Utah Farmers Are Expecting Stricter Hemp Regulations

Dec 11, 2019

The United States Department of Agriculture has proposed new regulations for hemp farmers around the country. Currently there is a comment period going on until December 30 on the proposed regulations. And farmers throughout the country are speaking out on how these regulations could affect their operations.

In the past, it was up to the states to determine how industrial hemp was regulated, however, with the recent proposed USDA regulations, states must comply with a universal set of rules.

Some major points in the proposed rules by USDA include required hemp tests for THC levels within 15 days of harvest, testing must be done by DEA registered labs, farmers will be found for negligence if THC levels exceed .5%, and testing will be done only to the top third of the plant. 

“There’s just a tightening, a compression of the rule set," said Andrew Rigby, director of medical cannabis and industrial hemp program for Utah Department of Agriculture and Food.

"There’s less flexibility, there’s less margin for error which complicates things for cultivators. What the USDA has asked all 50 states to do is submit a proposal of industrial hemp programs they will either approve or not approve," he said "It is the states intention to have an application submitted to the USDA by years end. Our application won’t be proposing to change out program drastically.”

Utah’s rules were set after looking into regulations already put into place by other states.

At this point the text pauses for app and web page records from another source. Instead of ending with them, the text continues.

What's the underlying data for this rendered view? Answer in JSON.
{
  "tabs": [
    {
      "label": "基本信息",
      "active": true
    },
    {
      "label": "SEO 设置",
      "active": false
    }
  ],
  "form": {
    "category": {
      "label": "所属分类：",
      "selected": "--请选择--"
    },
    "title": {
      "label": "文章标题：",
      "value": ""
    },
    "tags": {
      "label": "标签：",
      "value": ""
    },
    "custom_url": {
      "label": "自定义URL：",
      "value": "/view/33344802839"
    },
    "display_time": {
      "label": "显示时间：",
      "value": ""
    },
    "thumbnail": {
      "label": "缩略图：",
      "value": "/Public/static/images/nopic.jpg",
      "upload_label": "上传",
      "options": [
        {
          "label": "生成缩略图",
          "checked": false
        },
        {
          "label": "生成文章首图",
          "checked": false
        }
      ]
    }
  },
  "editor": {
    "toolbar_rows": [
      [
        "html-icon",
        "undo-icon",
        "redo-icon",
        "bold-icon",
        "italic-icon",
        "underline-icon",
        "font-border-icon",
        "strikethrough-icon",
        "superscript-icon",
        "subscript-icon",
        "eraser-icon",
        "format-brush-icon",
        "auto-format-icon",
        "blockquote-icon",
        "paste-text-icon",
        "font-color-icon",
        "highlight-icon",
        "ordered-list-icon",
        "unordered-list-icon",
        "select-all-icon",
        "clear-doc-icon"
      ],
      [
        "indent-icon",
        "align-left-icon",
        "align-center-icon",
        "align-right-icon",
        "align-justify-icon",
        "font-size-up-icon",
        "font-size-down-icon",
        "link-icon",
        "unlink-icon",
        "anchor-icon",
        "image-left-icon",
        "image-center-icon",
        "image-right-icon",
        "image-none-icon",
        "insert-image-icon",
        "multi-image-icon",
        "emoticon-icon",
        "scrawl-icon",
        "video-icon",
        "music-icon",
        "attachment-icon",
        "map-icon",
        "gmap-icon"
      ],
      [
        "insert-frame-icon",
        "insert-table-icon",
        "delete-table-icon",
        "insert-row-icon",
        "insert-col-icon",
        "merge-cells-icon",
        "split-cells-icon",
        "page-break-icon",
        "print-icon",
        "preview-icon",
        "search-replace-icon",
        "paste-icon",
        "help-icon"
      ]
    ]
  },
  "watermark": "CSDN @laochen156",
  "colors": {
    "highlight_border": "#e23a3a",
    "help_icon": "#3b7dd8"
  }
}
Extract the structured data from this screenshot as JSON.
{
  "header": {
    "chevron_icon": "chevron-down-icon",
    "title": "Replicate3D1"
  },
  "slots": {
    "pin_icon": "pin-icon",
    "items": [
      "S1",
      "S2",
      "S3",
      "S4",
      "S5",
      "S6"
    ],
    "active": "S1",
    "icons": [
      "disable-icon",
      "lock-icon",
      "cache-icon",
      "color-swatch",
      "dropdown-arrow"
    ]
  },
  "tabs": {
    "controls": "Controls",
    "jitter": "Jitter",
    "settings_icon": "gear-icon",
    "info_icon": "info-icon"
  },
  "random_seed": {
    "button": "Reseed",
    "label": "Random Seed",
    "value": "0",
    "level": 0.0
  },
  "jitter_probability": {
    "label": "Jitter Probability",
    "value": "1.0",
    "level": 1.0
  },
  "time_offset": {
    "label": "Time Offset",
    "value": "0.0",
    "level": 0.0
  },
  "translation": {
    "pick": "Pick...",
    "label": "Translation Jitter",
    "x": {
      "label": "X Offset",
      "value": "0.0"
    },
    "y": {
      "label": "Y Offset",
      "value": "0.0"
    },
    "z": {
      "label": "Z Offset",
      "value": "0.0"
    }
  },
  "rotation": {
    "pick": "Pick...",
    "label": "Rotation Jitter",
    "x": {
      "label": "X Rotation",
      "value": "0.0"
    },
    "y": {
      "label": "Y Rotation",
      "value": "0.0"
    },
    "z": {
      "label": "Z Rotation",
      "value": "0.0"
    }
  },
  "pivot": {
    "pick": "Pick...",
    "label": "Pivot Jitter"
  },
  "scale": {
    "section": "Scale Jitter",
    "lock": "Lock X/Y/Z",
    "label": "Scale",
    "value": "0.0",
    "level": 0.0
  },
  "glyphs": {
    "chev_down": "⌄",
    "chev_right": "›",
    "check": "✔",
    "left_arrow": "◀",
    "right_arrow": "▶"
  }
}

Some regulations that Utah has put into place, such as transport licenses and permits, are going to be part of the new regulation.

According Tom Paskett, the executive director of Utah Cannabis Association, it's hard on the farmer to keep changing up the regulations.

“All the ambiguity in the changing of rules is only adding a chilling effect on the industry at large,” Paskett said. “When it's so difficult to understand the rules and regulations of the industry that you work in that you can’t sleep at night, people reach a point where 'ok, that not worth it, I’m going to grow tomatoes instead.'”

This year, the number of hemp farmers in Utah that will be affected by the regulation change is estimated to jump from 180 to 250.